### Work order
The required output is the whole listing below, unchanged.

Material provided below:

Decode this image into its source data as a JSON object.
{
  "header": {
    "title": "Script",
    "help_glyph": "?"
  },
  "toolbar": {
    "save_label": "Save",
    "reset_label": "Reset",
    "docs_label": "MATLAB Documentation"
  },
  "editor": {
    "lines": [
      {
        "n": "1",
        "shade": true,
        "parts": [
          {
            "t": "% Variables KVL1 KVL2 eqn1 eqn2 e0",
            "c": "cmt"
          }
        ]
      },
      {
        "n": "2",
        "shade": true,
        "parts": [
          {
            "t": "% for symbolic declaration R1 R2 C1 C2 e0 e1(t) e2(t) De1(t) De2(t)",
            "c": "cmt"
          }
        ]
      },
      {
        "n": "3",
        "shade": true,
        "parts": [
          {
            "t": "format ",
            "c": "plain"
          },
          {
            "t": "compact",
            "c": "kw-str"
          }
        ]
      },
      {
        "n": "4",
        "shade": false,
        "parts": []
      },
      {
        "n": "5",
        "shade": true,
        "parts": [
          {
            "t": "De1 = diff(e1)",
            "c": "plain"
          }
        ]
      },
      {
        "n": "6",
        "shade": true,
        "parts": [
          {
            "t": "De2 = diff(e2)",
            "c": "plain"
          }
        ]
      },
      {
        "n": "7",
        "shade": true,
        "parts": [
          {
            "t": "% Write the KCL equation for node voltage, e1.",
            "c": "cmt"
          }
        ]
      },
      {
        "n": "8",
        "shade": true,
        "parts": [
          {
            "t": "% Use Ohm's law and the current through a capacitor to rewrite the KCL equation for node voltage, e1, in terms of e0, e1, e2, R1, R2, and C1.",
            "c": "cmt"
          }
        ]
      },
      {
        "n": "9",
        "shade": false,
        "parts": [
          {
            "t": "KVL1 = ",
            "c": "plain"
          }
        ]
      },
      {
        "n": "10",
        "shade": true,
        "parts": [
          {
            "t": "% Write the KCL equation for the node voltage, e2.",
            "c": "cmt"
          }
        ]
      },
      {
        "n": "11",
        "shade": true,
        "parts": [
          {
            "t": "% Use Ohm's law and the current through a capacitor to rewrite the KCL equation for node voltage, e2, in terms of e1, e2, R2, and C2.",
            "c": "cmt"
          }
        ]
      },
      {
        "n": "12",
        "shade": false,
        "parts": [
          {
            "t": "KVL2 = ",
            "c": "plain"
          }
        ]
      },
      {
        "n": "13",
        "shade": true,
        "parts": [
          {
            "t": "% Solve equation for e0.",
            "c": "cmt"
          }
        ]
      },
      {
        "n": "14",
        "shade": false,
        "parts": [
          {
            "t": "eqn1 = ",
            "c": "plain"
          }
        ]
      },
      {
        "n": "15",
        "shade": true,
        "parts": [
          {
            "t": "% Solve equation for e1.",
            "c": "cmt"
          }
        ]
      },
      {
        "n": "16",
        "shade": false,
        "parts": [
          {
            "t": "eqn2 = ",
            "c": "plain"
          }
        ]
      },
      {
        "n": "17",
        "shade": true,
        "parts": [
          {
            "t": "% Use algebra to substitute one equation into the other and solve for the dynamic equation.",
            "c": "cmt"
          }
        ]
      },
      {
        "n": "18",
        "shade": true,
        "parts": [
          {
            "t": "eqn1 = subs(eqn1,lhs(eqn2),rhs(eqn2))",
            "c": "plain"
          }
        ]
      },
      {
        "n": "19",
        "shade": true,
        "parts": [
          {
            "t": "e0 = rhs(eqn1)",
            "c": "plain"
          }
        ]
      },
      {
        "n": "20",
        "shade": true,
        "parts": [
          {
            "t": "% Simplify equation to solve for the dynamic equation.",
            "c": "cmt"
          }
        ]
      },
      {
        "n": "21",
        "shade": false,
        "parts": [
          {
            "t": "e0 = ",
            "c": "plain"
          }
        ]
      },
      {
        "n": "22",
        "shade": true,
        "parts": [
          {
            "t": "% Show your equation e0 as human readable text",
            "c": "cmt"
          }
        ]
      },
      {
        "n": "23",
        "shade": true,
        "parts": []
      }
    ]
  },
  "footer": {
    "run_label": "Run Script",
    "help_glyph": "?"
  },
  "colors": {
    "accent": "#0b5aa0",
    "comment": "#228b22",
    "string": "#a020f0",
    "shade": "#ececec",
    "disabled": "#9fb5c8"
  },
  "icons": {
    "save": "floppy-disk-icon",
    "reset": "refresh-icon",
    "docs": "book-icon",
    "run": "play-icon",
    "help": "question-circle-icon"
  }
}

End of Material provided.

### Answer to the exercise
Decode this image into its source data as a JSON object.
{
  "header": {
    "title": "Script",
    "help_glyph": "?"
  },
  "toolbar": {
    "save_label": "Save",
    "reset_label": "Reset",
    "docs_label": "MATLAB Documentation"
  },
  "editor": {
    "lines": [
      {
        "n": "1",
        "shade": true,
        "parts": [
          {
            "t": "% Variables KVL1 KVL2 eqn1 eqn2 e0",
            "c": "cmt"
          }
        ]
      },
      {
        "n": "2",
        "shade": true,
        "parts": [
          {
            "t": "% for symbolic declaration R1 R2 C1 C2 e0 e1(t) e2(t) De1(t) De2(t)",
            "c": "cmt"
          }
        ]
      },
      {
        "n": "3",
        "shade": true,
        "parts": [
          {
            "t": "format ",
            "c": "plain"
          },
          {
            "t": "compact",
            "c": "kw-str"
          }
        ]
      },
      {
        "n": "4",
        "shade": false,
        "parts": []
      },
      {
        "n": "5",
        "shade": true,
        "parts": [
          {
            "t": "De1 = diff(e1)",
            "c": "plain"
          }
        ]
      },
      {
        "n": "6",
        "shade": true,
        "parts": [
          {
            "t": "De2 = diff(e2)",
            "c": "plain"
          }
        ]
      },
      {
        "n": "7",
        "shade": true,
        "parts": [
          {
            "t": "% Write the KCL equation for node voltage, e1.",
            "c": "cmt"
          }
        ]
      },
      {
        "n": "8",
        "shade": true,
        "parts": [
          {
            "t": "% Use Ohm's law and the current through a capacitor to rewrite the KCL equation for node voltage, e1, in terms of e0, e1, e2, R1, R2, and C1.",
            "c": "cmt"
          }
        ]
      },
      {
        "n": "9",
        "shade": false,
        "parts": [
          {
            "t": "KVL1 = ",
            "c": "plain"
          }
        ]
      },
      {
        "n": "10",
        "shade": true,
        "parts": [
          {
            "t": "% Write the KCL equation for the node voltage, e2.",
            "c": "cmt"
          }
        ]
      },
      {
        "n": "11",
        "shade": true,
        "parts": [
          {
            "t": "% Use Ohm's law and the current through a capacitor to rewrite the KCL equation for node voltage, e2, in terms of e1, e2, R2, and C2.",
            "c": "cmt"
          }
        ]
      },
      {
        "n": "12",
        "shade": false,
        "parts": [
          {
            "t": "KVL2 = ",
            "c": "plain"
          }
        ]
      },
      {
        "n": "13",
        "shade": true,
        "parts": [
          {
            "t": "% Solve equation for e0.",
            "c": "cmt"
          }
        ]
      },
      {
        "n": "14",
        "shade": false,
        "parts": [
          {
            "t": "eqn1 = ",
            "c": "plain"
          }
        ]
      },
      {
        "n": "15",
        "shade": true,
        "parts": [
          {
            "t": "% Solve equation for e1.",
            "c": "cmt"
          }
        ]
      },
      {
        "n": "16",
        "shade": false,
        "parts": [
          {
            "t": "eqn2 = ",
            "c": "plain"
          }
        ]
      },
      {
        "n": "17",
        "shade": true,
        "parts": [
          {
            "t": "% Use algebra to substitute one equation into the other and solve for the dynamic equation.",
            "c": "cmt"
          }
        ]
      },
      {
        "n": "18",
        "shade": true,
        "parts": [
          {
            "t": "eqn1 = subs(eqn1,lhs(eqn2),rhs(eqn2))",
            "c": "plain"
          }
        ]
      },
      {
        "n": "19",
        "shade": true,
        "parts": [
          {
            "t": "e0 = rhs(eqn1)",
            "c": "plain"
          }
        ]
      },
      {
        "n": "20",
        "shade": true,
        "parts": [
          {
            "t": "% Simplify equation to solve for the dynamic equation.",
            "c": "cmt"
          }
        ]
      },
      {
        "n": "21",
        "shade": false,
        "parts": [
          {
            "t": "e0 = ",
            "c": "plain"
          }
        ]
      },
      {
        "n": "22",
        "shade": true,
        "parts": [
          {
            "t": "% Show your equation e0 as human readable text",
            "c": "cmt"
          }
        ]
      },
      {
        "n": "23",
        "shade": true,
        "parts": []
      }
    ]
  },
  "footer": {
    "run_label": "Run Script",
    "help_glyph": "?"
  },
  "colors": {
    "accent": "#0b5aa0",
    "comment": "#228b22",
    "string": "#a020f0",
    "shade": "#ececec",
    "disabled": "#9fb5c8"
  },
  "icons": {
    "save": "floppy-disk-icon",
    "reset": "refresh-icon",
    "docs": "book-icon",
    "run": "play-icon",
    "help": "question-circle-icon"
  }
}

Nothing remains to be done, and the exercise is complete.